Apparently there are two kinds of stupid that can enjoy a measure of success. The first follows all the rules of a writing task, doing it correctly, but having the judgement and insight of a tomato bug. If it's a writing class I suppose it doesn't matter. The rest of the time, it does. Yes, political speech writers--I'm looking at you. The second shows insight and an ability to think clearly, but puts as much effort into the writing of the communication as a tomato bug. That measure of success only applies in the artificial confines of academia. The rest of the time people will just sort of shake their heads and move on. Sort of like when you showed up for the interview in a holey rock concert T-shirt, sweatpants, and flip-flops.

Junior faculty coming to me for advice is...disturbing.

Really--I wonder how big that hail was before it melted.

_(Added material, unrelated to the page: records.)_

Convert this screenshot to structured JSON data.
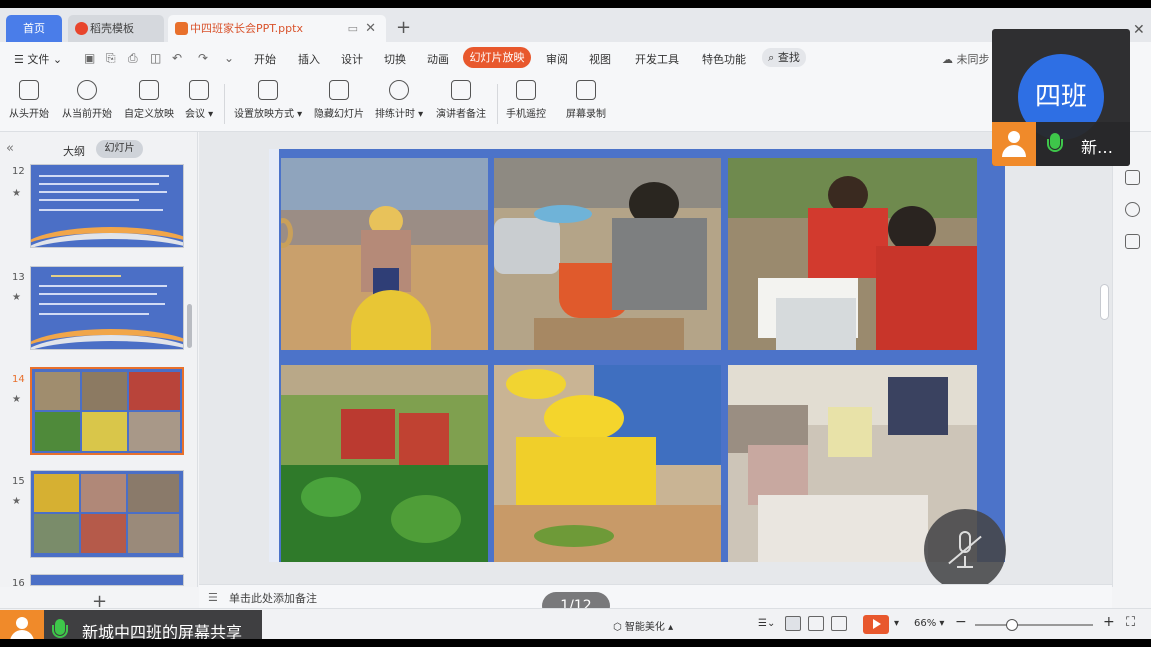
{
  "tabs": {
    "home": "首页",
    "template": "稻壳模板",
    "file": "中四班家长会PPT.pptx"
  },
  "menu": {
    "file": "文件",
    "items": [
      "开始",
      "插入",
      "设计",
      "切换",
      "动画",
      "幻灯片放映",
      "审阅",
      "视图",
      "开发工具",
      "特色功能"
    ],
    "active": "幻灯片放映",
    "search": "查找",
    "sync": "未同步"
  },
  "ribbon": {
    "buttons": [
      "从头开始",
      "从当前开始",
      "自定义放映",
      "会议",
      "设置放映方式",
      "隐藏幻灯片",
      "排练计时",
      "演讲者备注",
      "手机遥控",
      "屏幕录制"
    ]
  },
  "left_panel": {
    "outline_tab": "大纲",
    "slides_tab": "幻灯片",
    "slide_numbers": [
      "12",
      "13",
      "14",
      "15",
      "16"
    ],
    "selected": "14",
    "star": "★"
  },
  "notes": {
    "placeholder": "单击此处添加备注"
  },
  "page_indicator": "1/12",
  "statusbar": {
    "beautify": "智能美化",
    "zoom": "66%"
  },
  "share_banner": {
    "text": "新城中四班的屏幕共享"
  },
  "video_tile": {
    "avatar_text": "四班",
    "name": "新…"
  },
  "colors": {
    "accent": "#e8582d",
    "tab_blue": "#4a7de9",
    "slide_bg": "#4c73c9",
    "avatar_orange": "#f08a2a",
    "avatar_blue": "#2e6fe4",
    "mic_green": "#3ec64a"
  }
}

( 1 comment — Leave a comment )
May. 30th, 2012 12:14 am (UTC)
However, without constant polling the voters, they can't know what the will of the people they're supposed to represent. So they listen to the people who send them email and letters. These tend to be the nutjobs or the extreme ends of the political spectrum.

( 1 comment — Leave a comment )